It was good he had stolen forth into the ardent glory of the noon-time, for if he had not he never would have learned about the place where the world stops. Only a few of us have found out about that place. You don’t think about it at all, and then, pretty soon, you do think about it. The way David learned of it was a new way. He laid him down upon the petunia bed—dear, old-fashioned flowers, lavender and pink and white, that peeped between the palings of the white fence—he laid him down and smelled deep the good, queer smell of them, and like the flowers themselves, he, too, peeped between the bars into the vast world which lay beyond. And that is how he learned of the place where the world stops.

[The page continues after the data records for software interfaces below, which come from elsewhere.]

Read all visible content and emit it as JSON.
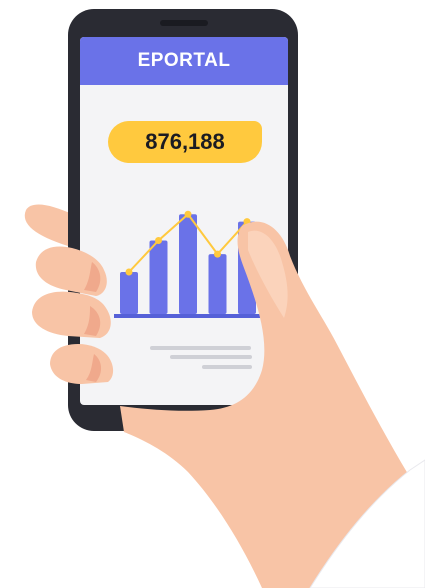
{
  "app": {
    "title": "EPORTAL"
  },
  "balance": {
    "value": "876,188"
  },
  "chart_data": {
    "type": "bar",
    "categories": [
      "",
      "",
      "",
      "",
      ""
    ],
    "values": [
      40,
      70,
      95,
      57,
      88
    ],
    "line_overlay": [
      40,
      70,
      95,
      57,
      88
    ],
    "ylim": [
      0,
      100
    ],
    "grid": false,
    "colors": {
      "bar": "#6a72e8",
      "line": "#ffc93e",
      "baseline": "#5560d8"
    }
  },
  "colors": {
    "phone_body": "#2a2b33",
    "header": "#6a72e8",
    "accent": "#ffc93e",
    "skin": "#f8c4a6",
    "skin_shadow": "#f0a98c",
    "sleeve": "#ffffff"
  },
  "icons": {
    "hand": "hand-illustration",
    "phone": "smartphone"
  }
}
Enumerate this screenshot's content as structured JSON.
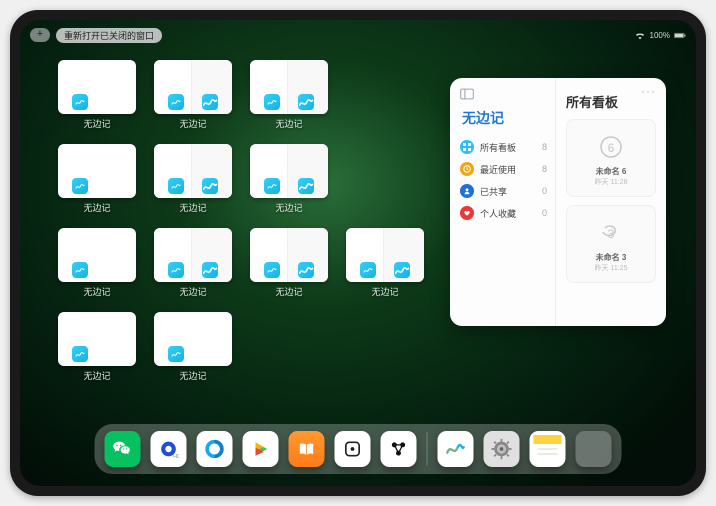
{
  "topbar": {
    "plus_label": "+",
    "reopen_label": "重新打开已关闭的窗口",
    "battery_pct": "100%"
  },
  "app_switcher": {
    "app_name": "无边记",
    "windows": [
      {
        "label": "无边记",
        "split": false
      },
      {
        "label": "无边记",
        "split": true
      },
      {
        "label": "无边记",
        "split": true
      },
      {
        "label": "无边记",
        "split": false
      },
      {
        "label": "无边记",
        "split": true
      },
      {
        "label": "无边记",
        "split": true
      },
      {
        "label": "无边记",
        "split": false
      },
      {
        "label": "无边记",
        "split": true
      },
      {
        "label": "无边记",
        "split": true
      },
      {
        "label": "无边记",
        "split": false
      },
      {
        "label": "无边记",
        "split": false
      },
      {
        "label": "无边记",
        "split": true
      }
    ]
  },
  "stage_panel": {
    "more_label": "···",
    "left_title": "无边记",
    "items": [
      {
        "icon": "grid",
        "color": "#25c3f2",
        "label": "所有看板",
        "count": "8"
      },
      {
        "icon": "clock",
        "color": "#f0a516",
        "label": "最近使用",
        "count": "8"
      },
      {
        "icon": "people",
        "color": "#1e6fe0",
        "label": "已共享",
        "count": "0"
      },
      {
        "icon": "heart",
        "color": "#f03535",
        "label": "个人收藏",
        "count": "0"
      }
    ],
    "right_title": "所有看板",
    "boards": [
      {
        "sketch_label": "6",
        "name": "未命名 6",
        "date": "昨天 11:28"
      },
      {
        "sketch_label": "3",
        "name": "未命名 3",
        "date": "昨天 11:25"
      }
    ]
  },
  "dock": {
    "apps_left": [
      {
        "name": "wechat",
        "bg": "#07c160"
      },
      {
        "name": "ucbrowser",
        "bg": "#ffffff"
      },
      {
        "name": "qqbrowser",
        "bg": "#ffffff"
      },
      {
        "name": "tencent-video",
        "bg": "#ffffff"
      },
      {
        "name": "books",
        "bg": "#ff9a2e"
      },
      {
        "name": "dice",
        "bg": "#ffffff"
      },
      {
        "name": "obsidian",
        "bg": "#ffffff"
      }
    ],
    "apps_right": [
      {
        "name": "freeform",
        "bg": "#ffffff"
      },
      {
        "name": "settings",
        "bg": "#e0e0e0"
      },
      {
        "name": "notes",
        "bg": "#ffffff"
      },
      {
        "name": "app-library",
        "bg": "folder"
      }
    ]
  },
  "colors": {
    "accent": "#1f78d1"
  }
}
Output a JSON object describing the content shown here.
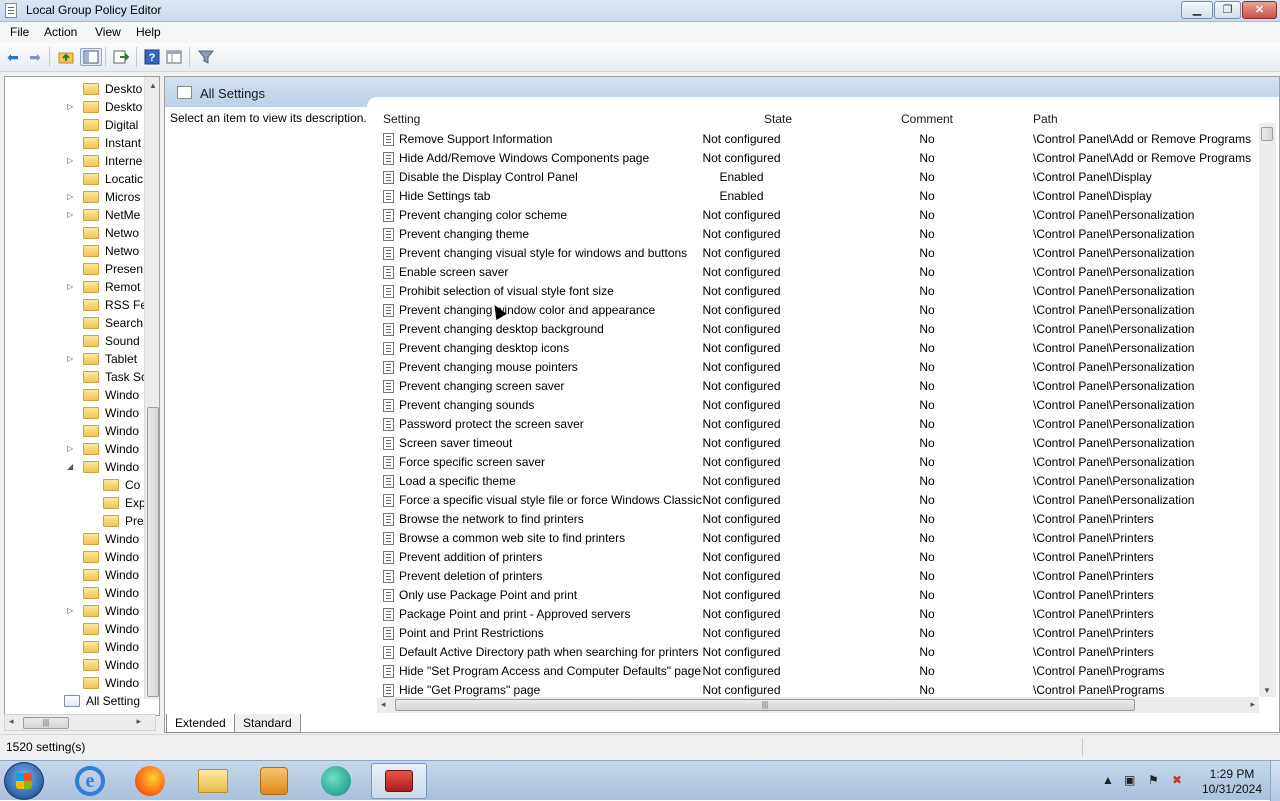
{
  "window": {
    "title": "Local Group Policy Editor",
    "minimize": "▁",
    "maximize": "❐",
    "close": "✕"
  },
  "menu": [
    "File",
    "Action",
    "View",
    "Help"
  ],
  "tree": {
    "items": [
      {
        "label": "Deskto",
        "expander": ""
      },
      {
        "label": "Deskto",
        "expander": "▷"
      },
      {
        "label": "Digital",
        "expander": ""
      },
      {
        "label": "Instant",
        "expander": ""
      },
      {
        "label": "Interne",
        "expander": "▷"
      },
      {
        "label": "Locatic",
        "expander": ""
      },
      {
        "label": "Micros",
        "expander": "▷"
      },
      {
        "label": "NetMe",
        "expander": "▷"
      },
      {
        "label": "Netwo",
        "expander": ""
      },
      {
        "label": "Netwo",
        "expander": ""
      },
      {
        "label": "Presen",
        "expander": ""
      },
      {
        "label": "Remot",
        "expander": "▷"
      },
      {
        "label": "RSS Fe",
        "expander": ""
      },
      {
        "label": "Search",
        "expander": ""
      },
      {
        "label": "Sound",
        "expander": ""
      },
      {
        "label": "Tablet",
        "expander": "▷"
      },
      {
        "label": "Task Sc",
        "expander": ""
      },
      {
        "label": "Windo",
        "expander": ""
      },
      {
        "label": "Windo",
        "expander": ""
      },
      {
        "label": "Windo",
        "expander": ""
      },
      {
        "label": "Windo",
        "expander": "▷"
      },
      {
        "label": "Windo",
        "expander": "◢"
      },
      {
        "label": "Co",
        "expander": "",
        "child": true
      },
      {
        "label": "Exp",
        "expander": "",
        "child": true
      },
      {
        "label": "Pre",
        "expander": "",
        "child": true
      },
      {
        "label": "Windo",
        "expander": ""
      },
      {
        "label": "Windo",
        "expander": ""
      },
      {
        "label": "Windo",
        "expander": ""
      },
      {
        "label": "Windo",
        "expander": ""
      },
      {
        "label": "Windo",
        "expander": "▷"
      },
      {
        "label": "Windo",
        "expander": ""
      },
      {
        "label": "Windo",
        "expander": ""
      },
      {
        "label": "Windo",
        "expander": ""
      },
      {
        "label": "Windo",
        "expander": ""
      },
      {
        "label": "All Setting",
        "expander": "",
        "selected": true
      }
    ]
  },
  "pane": {
    "title": "All Settings",
    "description": "Select an item to view its description."
  },
  "columns": {
    "setting": "Setting",
    "state": "State",
    "comment": "Comment",
    "path": "Path"
  },
  "rows": [
    {
      "name": "Remove Support Information",
      "state": "Not configured",
      "comment": "No",
      "path": "\\Control Panel\\Add or Remove Programs"
    },
    {
      "name": "Hide Add/Remove Windows Components page",
      "state": "Not configured",
      "comment": "No",
      "path": "\\Control Panel\\Add or Remove Programs"
    },
    {
      "name": "Disable the Display Control Panel",
      "state": "Enabled",
      "comment": "No",
      "path": "\\Control Panel\\Display"
    },
    {
      "name": "Hide Settings tab",
      "state": "Enabled",
      "comment": "No",
      "path": "\\Control Panel\\Display"
    },
    {
      "name": "Prevent changing color scheme",
      "state": "Not configured",
      "comment": "No",
      "path": "\\Control Panel\\Personalization"
    },
    {
      "name": "Prevent changing theme",
      "state": "Not configured",
      "comment": "No",
      "path": "\\Control Panel\\Personalization"
    },
    {
      "name": "Prevent changing visual style for windows and buttons",
      "state": "Not configured",
      "comment": "No",
      "path": "\\Control Panel\\Personalization"
    },
    {
      "name": "Enable screen saver",
      "state": "Not configured",
      "comment": "No",
      "path": "\\Control Panel\\Personalization"
    },
    {
      "name": "Prohibit selection of visual style font size",
      "state": "Not configured",
      "comment": "No",
      "path": "\\Control Panel\\Personalization"
    },
    {
      "name": "Prevent changing window color and appearance",
      "state": "Not configured",
      "comment": "No",
      "path": "\\Control Panel\\Personalization"
    },
    {
      "name": "Prevent changing desktop background",
      "state": "Not configured",
      "comment": "No",
      "path": "\\Control Panel\\Personalization"
    },
    {
      "name": "Prevent changing desktop icons",
      "state": "Not configured",
      "comment": "No",
      "path": "\\Control Panel\\Personalization"
    },
    {
      "name": "Prevent changing mouse pointers",
      "state": "Not configured",
      "comment": "No",
      "path": "\\Control Panel\\Personalization"
    },
    {
      "name": "Prevent changing screen saver",
      "state": "Not configured",
      "comment": "No",
      "path": "\\Control Panel\\Personalization"
    },
    {
      "name": "Prevent changing sounds",
      "state": "Not configured",
      "comment": "No",
      "path": "\\Control Panel\\Personalization"
    },
    {
      "name": "Password protect the screen saver",
      "state": "Not configured",
      "comment": "No",
      "path": "\\Control Panel\\Personalization"
    },
    {
      "name": "Screen saver timeout",
      "state": "Not configured",
      "comment": "No",
      "path": "\\Control Panel\\Personalization"
    },
    {
      "name": "Force specific screen saver",
      "state": "Not configured",
      "comment": "No",
      "path": "\\Control Panel\\Personalization"
    },
    {
      "name": "Load a specific theme",
      "state": "Not configured",
      "comment": "No",
      "path": "\\Control Panel\\Personalization"
    },
    {
      "name": "Force a specific visual style file or force Windows Classic",
      "state": "Not configured",
      "comment": "No",
      "path": "\\Control Panel\\Personalization"
    },
    {
      "name": "Browse the network to find printers",
      "state": "Not configured",
      "comment": "No",
      "path": "\\Control Panel\\Printers"
    },
    {
      "name": "Browse a common web site to find printers",
      "state": "Not configured",
      "comment": "No",
      "path": "\\Control Panel\\Printers"
    },
    {
      "name": "Prevent addition of printers",
      "state": "Not configured",
      "comment": "No",
      "path": "\\Control Panel\\Printers"
    },
    {
      "name": "Prevent deletion of printers",
      "state": "Not configured",
      "comment": "No",
      "path": "\\Control Panel\\Printers"
    },
    {
      "name": "Only use Package Point and print",
      "state": "Not configured",
      "comment": "No",
      "path": "\\Control Panel\\Printers"
    },
    {
      "name": "Package Point and print - Approved servers",
      "state": "Not configured",
      "comment": "No",
      "path": "\\Control Panel\\Printers"
    },
    {
      "name": "Point and Print Restrictions",
      "state": "Not configured",
      "comment": "No",
      "path": "\\Control Panel\\Printers"
    },
    {
      "name": "Default Active Directory path when searching for printers",
      "state": "Not configured",
      "comment": "No",
      "path": "\\Control Panel\\Printers"
    },
    {
      "name": "Hide \"Set Program Access and Computer Defaults\" page",
      "state": "Not configured",
      "comment": "No",
      "path": "\\Control Panel\\Programs"
    },
    {
      "name": "Hide \"Get Programs\" page",
      "state": "Not configured",
      "comment": "No",
      "path": "\\Control Panel\\Programs"
    }
  ],
  "tabs": {
    "extended": "Extended",
    "standard": "Standard"
  },
  "status": {
    "text": "1520 setting(s)"
  },
  "taskbar": {
    "time": "1:29 PM",
    "date": "10/31/2024",
    "apps": [
      "internet-explorer-icon",
      "firefox-icon",
      "file-explorer-icon",
      "media-player-icon",
      "chat-app-icon",
      "group-policy-icon"
    ]
  }
}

Down a long, long lane—down there, a little way past the cottonwood tree, where the lane quits going on, that is where the world stops. You know that is the place because of the awesomeness that comes to you. The old cottonwood stands sentinel over that region of the Great Beyond. So tall and big and still he is that if you look at him awhile you will get the strange feeling of things. High up in the glossy leaves one can sometimes hear a little pattery sound, finer than the crinkle of tissue paper—a pretty little sound like a quiet sprinkle of cooling rain. When he does that he is whispering to the clouds that bring the freshness of the summer shower.

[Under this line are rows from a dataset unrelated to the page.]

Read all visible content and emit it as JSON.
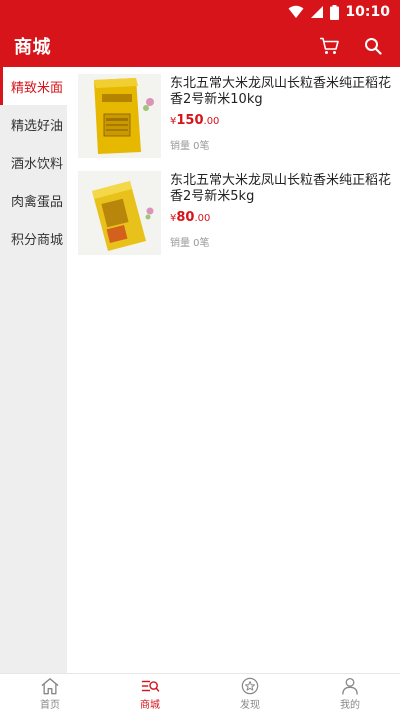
{
  "status_bar": {
    "time": "10:10",
    "wifi_icon": "wifi-icon",
    "signal_icon": "signal-icon",
    "battery_icon": "battery-icon"
  },
  "app_bar": {
    "title": "商城",
    "cart_icon": "cart-icon",
    "search_icon": "search-icon"
  },
  "colors": {
    "brand": "#d6141a",
    "sidebar_bg": "#eeeeee",
    "muted_text": "#999999"
  },
  "sidebar": {
    "items": [
      {
        "label": "精致米面",
        "active": true
      },
      {
        "label": "精选好油",
        "active": false
      },
      {
        "label": "酒水饮料",
        "active": false
      },
      {
        "label": "肉禽蛋品",
        "active": false
      },
      {
        "label": "积分商城",
        "active": false
      }
    ]
  },
  "products": [
    {
      "title": "东北五常大米龙凤山长粒香米纯正稻花香2号新米10kg",
      "currency": "¥",
      "price_int": "150",
      "price_dec": ".00",
      "sales": "销量 0笔"
    },
    {
      "title": "东北五常大米龙凤山长粒香米纯正稻花香2号新米5kg",
      "currency": "¥",
      "price_int": "80",
      "price_dec": ".00",
      "sales": "销量 0笔"
    }
  ],
  "bottom_nav": {
    "items": [
      {
        "label": "首页",
        "icon": "home-icon",
        "active": false
      },
      {
        "label": "商城",
        "icon": "shop-icon",
        "active": true
      },
      {
        "label": "发现",
        "icon": "discover-icon",
        "active": false
      },
      {
        "label": "我的",
        "icon": "profile-icon",
        "active": false
      }
    ]
  }
}
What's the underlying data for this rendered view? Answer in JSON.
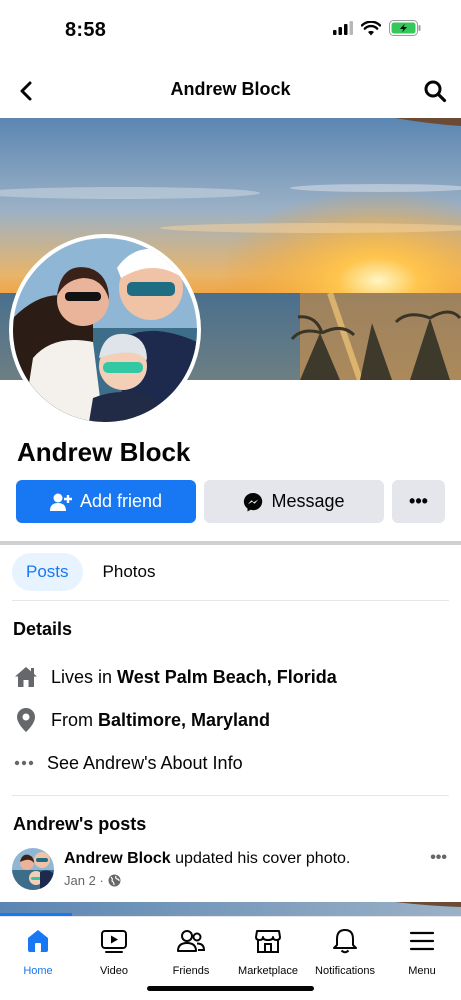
{
  "status": {
    "time": "8:58"
  },
  "header": {
    "title": "Andrew Block"
  },
  "profile": {
    "name": "Andrew Block"
  },
  "actions": {
    "add_friend": "Add friend",
    "message": "Message",
    "more": "•••"
  },
  "tabs": [
    {
      "label": "Posts"
    },
    {
      "label": "Photos"
    }
  ],
  "details": {
    "title": "Details",
    "lives_prefix": "Lives in",
    "lives_place": "West Palm Beach, Florida",
    "from_prefix": "From",
    "from_place": "Baltimore, Maryland",
    "about": "See Andrew's About Info"
  },
  "posts": {
    "title": "Andrew's posts",
    "item": {
      "author": "Andrew Block",
      "action": "updated his cover photo.",
      "date": "Jan 2 ·",
      "more": "•••"
    }
  },
  "bottom_nav": [
    {
      "label": "Home"
    },
    {
      "label": "Video"
    },
    {
      "label": "Friends"
    },
    {
      "label": "Marketplace"
    },
    {
      "label": "Notifications"
    },
    {
      "label": "Menu"
    }
  ],
  "colors": {
    "accent": "#1877f2",
    "button_gray": "#e4e6eb",
    "text": "#050505",
    "secondary_text": "#65676b",
    "battery": "#34c759"
  },
  "icons": [
    "back-arrow-icon",
    "search-icon",
    "add-person-icon",
    "messenger-icon",
    "home-icon",
    "location-pin-icon",
    "more-dots-icon",
    "globe-icon",
    "video-icon",
    "friends-icon",
    "marketplace-icon",
    "bell-icon",
    "menu-icon"
  ]
}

Beyond him, down there where the world stops, is the place where the clouds go to sleep after their long, slow journeyings across the deep, sweet blue of the sky.
“What does my little boy see with his two big, shining eyes? And what does my little boy hear?”
It was Mother’s voice above him that was thus humbly asking admission into the strange world he had found, and so well she knew it was marvelous fine, this world of his, that she snuggled his cheek against her cheek, and tried and tried, in her poor, grown-up way, to understand all the pretty things the great silent tree was whispering to the clouds.
“Is it there?” she asked very softly and very earnestly. “Is it down there that the clouds go to sleep?”
And they remained together, these two, side by side, thinking about the sweet go-to-bed place of the clouds. A silence which was new to them, a cool and reposeful silence, had come upon them and held them. They were conversing in a language which has no words. It was a melody in silver—the spirit of motherhood, the soul of childhood blending into music, bringing them nearer, deepening their love and making it more dear to them.
They understood each other, that woman and that little boy. They did not move. David had taken hold of Mother’s hand, and he held to it while they kept on looking down there, afar off, where the great silent tree was softly whispering to the summer clouds.
DEAD SEA FRUIT